#### Data excerpts
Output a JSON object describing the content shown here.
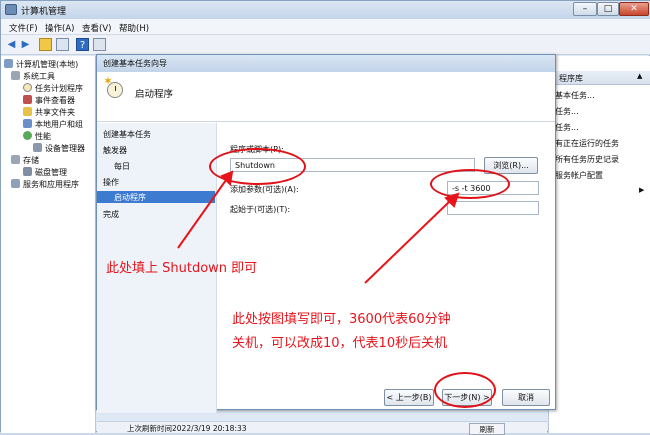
{
  "window": {
    "title": "计算机管理",
    "controls": [
      "–",
      "□",
      "✕"
    ]
  },
  "menu": [
    "文件(F)",
    "操作(A)",
    "查看(V)",
    "帮助(H)"
  ],
  "tree": {
    "root": "计算机管理(本地)",
    "system_tools": "系统工具",
    "task_scheduler": "任务计划程序",
    "event_viewer": "事件查看器",
    "shared_folders": "共享文件夹",
    "local_users": "本地用户和组",
    "performance": "性能",
    "device_manager": "设备管理器",
    "storage": "存储",
    "disk_mgmt": "磁盘管理",
    "services_apps": "服务和应用程序"
  },
  "actions": {
    "header": "程序库",
    "items": [
      "基本任务...",
      "任务...",
      "任务...",
      "有正在运行的任务",
      "所有任务历史记录",
      "服务帐户配置"
    ]
  },
  "wizard": {
    "title": "创建基本任务向导",
    "heading": "启动程序",
    "steps": [
      "创建基本任务",
      "触发器",
      "每日",
      "操作",
      "启动程序",
      "完成"
    ],
    "program_label": "程序或脚本(P):",
    "program_value": "Shutdown",
    "browse_label": "浏览(R)...",
    "args_label": "添加参数(可选)(A):",
    "args_value": "-s -t 3600",
    "startin_label": "起始于(可选)(T):",
    "startin_value": "",
    "back_label": "< 上一步(B)",
    "next_label": "下一步(N) >",
    "cancel_label": "取消"
  },
  "statusbar": {
    "text": "上次刷新时间2022/3/19 20:18:33",
    "refresh": "刷新"
  },
  "annotations": {
    "a1": "此处填上 Shutdown 即可",
    "a2_line1": "此处按图填写即可，3600代表60分钟",
    "a2_line2": "关机，可以改成10，代表10秒后关机"
  },
  "colors": {
    "annotation": "#e8141b",
    "selection": "#3d7bd1"
  }
}
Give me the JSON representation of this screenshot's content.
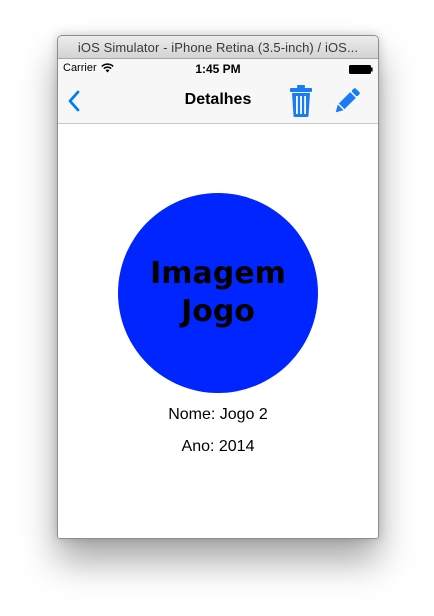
{
  "window": {
    "title": "iOS Simulator - iPhone Retina (3.5-inch) / iOS..."
  },
  "status_bar": {
    "carrier": "Carrier",
    "time": "1:45 PM"
  },
  "navbar": {
    "title": "Detalhes",
    "back_icon": "chevron-left-icon",
    "delete_icon": "trash-icon",
    "edit_icon": "pencil-icon"
  },
  "detail": {
    "image_text": "Imagem\nJogo",
    "name_line": "Nome: Jogo 2",
    "year_line": "Ano: 2014"
  },
  "colors": {
    "tint": "#007aff",
    "image_circle": "#0025ff"
  }
}
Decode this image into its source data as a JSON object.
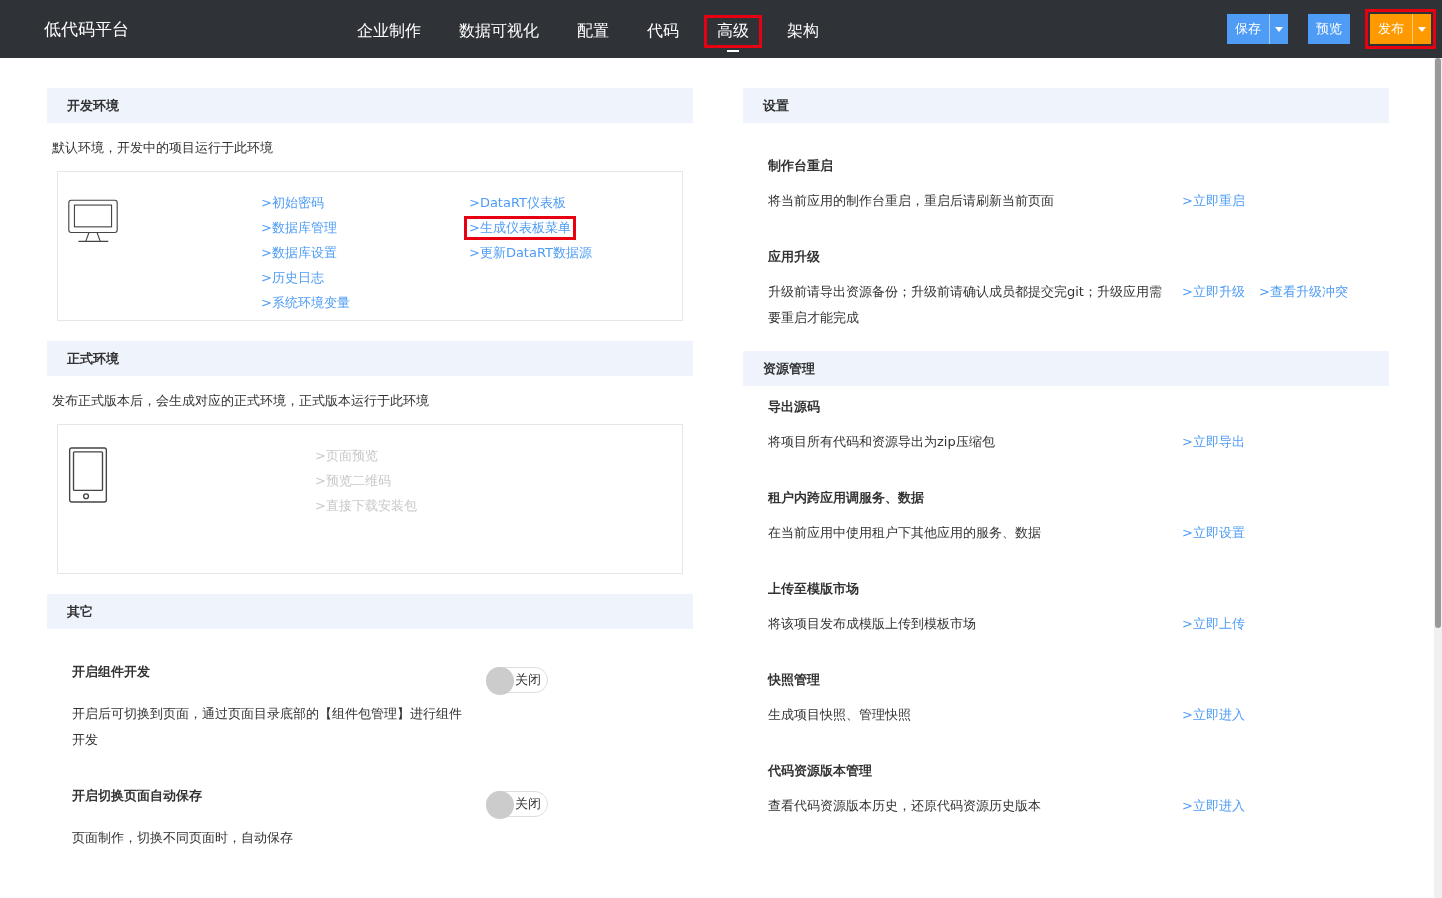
{
  "app_title": "低代码平台",
  "nav": [
    {
      "label": "企业制作",
      "selected": false,
      "highlighted": false
    },
    {
      "label": "数据可视化",
      "selected": false,
      "highlighted": false
    },
    {
      "label": "配置",
      "selected": false,
      "highlighted": false
    },
    {
      "label": "代码",
      "selected": false,
      "highlighted": false
    },
    {
      "label": "高级",
      "selected": true,
      "highlighted": true
    },
    {
      "label": "架构",
      "selected": false,
      "highlighted": false
    }
  ],
  "actions": [
    {
      "label": "保存",
      "kind": "split",
      "color": "#4e9cf5",
      "highlighted": false
    },
    {
      "label": "预览",
      "kind": "plain",
      "color": "#4e9cf5",
      "highlighted": false
    },
    {
      "label": "发布",
      "kind": "split",
      "color": "#ff9900",
      "highlighted": true
    }
  ],
  "left": [
    {
      "kind": "environment",
      "title": "开发环境",
      "description": "默认环境，开发中的项目运行于此环境",
      "device": {
        "kind": "monitor"
      },
      "link_columns": [
        [
          {
            "label": ">初始密码",
            "disabled": false,
            "highlighted": false
          },
          {
            "label": ">数据库管理",
            "disabled": false,
            "highlighted": false
          },
          {
            "label": ">数据库设置",
            "disabled": false,
            "highlighted": false
          },
          {
            "label": ">历史日志",
            "disabled": false,
            "highlighted": false
          },
          {
            "label": ">系统环境变量",
            "disabled": false,
            "highlighted": false
          }
        ],
        [
          {
            "label": ">DataRT仪表板",
            "disabled": false,
            "highlighted": false
          },
          {
            "label": ">生成仪表板菜单",
            "disabled": false,
            "highlighted": true
          },
          {
            "label": ">更新DataRT数据源",
            "disabled": false,
            "highlighted": false
          }
        ]
      ]
    },
    {
      "kind": "environment",
      "title": "正式环境",
      "description": "发布正式版本后，会生成对应的正式环境，正式版本运行于此环境",
      "device": {
        "kind": "tablet"
      },
      "link_columns": [
        [
          {
            "label": ">页面预览",
            "disabled": true,
            "highlighted": false
          },
          {
            "label": ">预览二维码",
            "disabled": true,
            "highlighted": false
          },
          {
            "label": ">直接下载安装包",
            "disabled": true,
            "highlighted": false
          }
        ]
      ]
    },
    {
      "kind": "toggles",
      "title": "其它",
      "toggles": [
        {
          "title": "开启组件开发",
          "description": "开启后可切换到页面，通过页面目录底部的【组件包管理】进行组件开发",
          "on": false,
          "label": "关闭"
        },
        {
          "title": "开启切换页面自动保存",
          "description": "页面制作，切换不同页面时，自动保存",
          "on": false,
          "label": "关闭"
        }
      ]
    }
  ],
  "right": [
    {
      "title": "设置",
      "items": [
        {
          "title": "制作台重启",
          "description": "将当前应用的制作台重启，重启后请刷新当前页面",
          "links": [
            ">立即重启"
          ]
        },
        {
          "title": "应用升级",
          "description": "升级前请导出资源备份；升级前请确认成员都提交完git；升级应用需要重启才能完成",
          "links": [
            ">立即升级",
            ">查看升级冲突"
          ]
        }
      ]
    },
    {
      "title": "资源管理",
      "items": [
        {
          "title": "导出源码",
          "description": "将项目所有代码和资源导出为zip压缩包",
          "links": [
            ">立即导出"
          ]
        },
        {
          "title": "租户内跨应用调服务、数据",
          "description": "在当前应用中使用租户下其他应用的服务、数据",
          "links": [
            ">立即设置"
          ]
        },
        {
          "title": "上传至模版市场",
          "description": "将该项目发布成模版上传到模板市场",
          "links": [
            ">立即上传"
          ]
        },
        {
          "title": "快照管理",
          "description": "生成项目快照、管理快照",
          "links": [
            ">立即进入"
          ]
        },
        {
          "title": "代码资源版本管理",
          "description": "查看代码资源版本历史，还原代码资源历史版本",
          "links": [
            ">立即进入"
          ]
        }
      ]
    }
  ]
}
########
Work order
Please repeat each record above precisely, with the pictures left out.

Written response
Output a JSON object describing the content shown here.
{
  "window": {
    "title": "计算机管理",
    "controls": [
      "–",
      "□",
      "✕"
    ]
  },
  "menu": [
    "文件(F)",
    "操作(A)",
    "查看(V)",
    "帮助(H)"
  ],
  "tree": {
    "root": "计算机管理(本地)",
    "system_tools": "系统工具",
    "task_scheduler": "任务计划程序",
    "event_viewer": "事件查看器",
    "shared_folders": "共享文件夹",
    "local_users": "本地用户和组",
    "performance": "性能",
    "device_manager": "设备管理器",
    "storage": "存储",
    "disk_mgmt": "磁盘管理",
    "services_apps": "服务和应用程序"
  },
  "actions": {
    "header": "程序库",
    "items": [
      "基本任务...",
      "任务...",
      "任务...",
      "有正在运行的任务",
      "所有任务历史记录",
      "服务帐户配置"
    ]
  },
  "wizard": {
    "title": "创建基本任务向导",
    "heading": "启动程序",
    "steps": [
      "创建基本任务",
      "触发器",
      "每日",
      "操作",
      "启动程序",
      "完成"
    ],
    "program_label": "程序或脚本(P):",
    "program_value": "Shutdown",
    "browse_label": "浏览(R)...",
    "args_label": "添加参数(可选)(A):",
    "args_value": "-s -t 3600",
    "startin_label": "起始于(可选)(T):",
    "startin_value": "",
    "back_label": "< 上一步(B)",
    "next_label": "下一步(N) >",
    "cancel_label": "取消"
  },
  "statusbar": {
    "text": "上次刷新时间2022/3/19 20:18:33",
    "refresh": "刷新"
  },
  "annotations": {
    "a1": "此处填上 Shutdown 即可",
    "a2_line1": "此处按图填写即可，3600代表60分钟",
    "a2_line2": "关机，可以改成10，代表10秒后关机"
  },
  "colors": {
    "annotation": "#e8141b",
    "selection": "#3d7bd1"
  }
}
Give me the JSON representation of this screenshot's content.
{
  "window": {
    "title": "iOS Simulator - iPhone Retina (3.5-inch) / iOS..."
  },
  "status_bar": {
    "carrier": "Carrier",
    "time": "1:45 PM"
  },
  "navbar": {
    "title": "Detalhes",
    "back_icon": "chevron-left-icon",
    "delete_icon": "trash-icon",
    "edit_icon": "pencil-icon"
  },
  "detail": {
    "image_text": "Imagem\nJogo",
    "name_line": "Nome: Jogo 2",
    "year_line": "Ano: 2014"
  },
  "colors": {
    "tint": "#007aff",
    "image_circle": "#0025ff"
  }
}
Decode this image into its source data as a JSON object.
{
  "app_title": "低代码平台",
  "nav": [
    {
      "label": "企业制作",
      "selected": false,
      "highlighted": false
    },
    {
      "label": "数据可视化",
      "selected": false,
      "highlighted": false
    },
    {
      "label": "配置",
      "selected": false,
      "highlighted": false
    },
    {
      "label": "代码",
      "selected": false,
      "highlighted": false
    },
    {
      "label": "高级",
      "selected": true,
      "highlighted": true
    },
    {
      "label": "架构",
      "selected": false,
      "highlighted": false
    }
  ],
  "actions": [
    {
      "label": "保存",
      "kind": "split",
      "color": "#4e9cf5",
      "highlighted": false
    },
    {
      "label": "预览",
      "kind": "plain",
      "color": "#4e9cf5",
      "highlighted": false
    },
    {
      "label": "发布",
      "kind": "split",
      "color": "#ff9900",
      "highlighted": true
    }
  ],
  "left": [
    {
      "kind": "environment",
      "title": "开发环境",
      "description": "默认环境，开发中的项目运行于此环境",
      "device": {
        "kind": "monitor"
      },
      "link_columns": [
        [
          {
            "label": ">初始密码",
            "disabled": false,
            "highlighted": false
          },
          {
            "label": ">数据库管理",
            "disabled": false,
            "highlighted": false
          },
          {
            "label": ">数据库设置",
            "disabled": false,
            "highlighted": false
          },
          {
            "label": ">历史日志",
            "disabled": false,
            "highlighted": false
          },
          {
            "label": ">系统环境变量",
            "disabled": false,
            "highlighted": false
          }
        ],
        [
          {
            "label": ">DataRT仪表板",
            "disabled": false,
            "highlighted": false
          },
          {
            "label": ">生成仪表板菜单",
            "disabled": false,
            "highlighted": true
          },
          {
            "label": ">更新DataRT数据源",
            "disabled": false,
            "highlighted": false
          }
        ]
      ]
    },
    {
      "kind": "environment",
      "title": "正式环境",
      "description": "发布正式版本后，会生成对应的正式环境，正式版本运行于此环境",
      "device": {
        "kind": "tablet"
      },
      "link_columns": [
        [
          {
            "label": ">页面预览",
            "disabled": true,
            "highlighted": false
          },
          {
            "label": ">预览二维码",
            "disabled": true,
            "highlighted": false
          },
          {
            "label": ">直接下载安装包",
            "disabled": true,
            "highlighted": false
          }
        ]
      ]
    },
    {
      "kind": "toggles",
      "title": "其它",
      "toggles": [
        {
          "title": "开启组件开发",
          "description": "开启后可切换到页面，通过页面目录底部的【组件包管理】进行组件开发",
          "on": false,
          "label": "关闭"
        },
        {
          "title": "开启切换页面自动保存",
          "description": "页面制作，切换不同页面时，自动保存",
          "on": false,
          "label": "关闭"
        }
      ]
    }
  ],
  "right": [
    {
      "title": "设置",
      "items": [
        {
          "title": "制作台重启",
          "description": "将当前应用的制作台重启，重启后请刷新当前页面",
          "links": [
            ">立即重启"
          ]
        },
        {
          "title": "应用升级",
          "description": "升级前请导出资源备份；升级前请确认成员都提交完git；升级应用需要重启才能完成",
          "links": [
            ">立即升级",
            ">查看升级冲突"
          ]
        }
      ]
    },
    {
      "title": "资源管理",
      "items": [
        {
          "title": "导出源码",
          "description": "将项目所有代码和资源导出为zip压缩包",
          "links": [
            ">立即导出"
          ]
        },
        {
          "title": "租户内跨应用调服务、数据",
          "description": "在当前应用中使用租户下其他应用的服务、数据",
          "links": [
            ">立即设置"
          ]
        },
        {
          "title": "上传至模版市场",
          "description": "将该项目发布成模版上传到模板市场",
          "links": [
            ">立即上传"
          ]
        },
        {
          "title": "快照管理",
          "description": "生成项目快照、管理快照",
          "links": [
            ">立即进入"
          ]
        },
        {
          "title": "代码资源版本管理",
          "description": "查看代码资源版本历史，还原代码资源历史版本",
          "links": [
            ">立即进入"
          ]
        }
      ]
    }
  ]
}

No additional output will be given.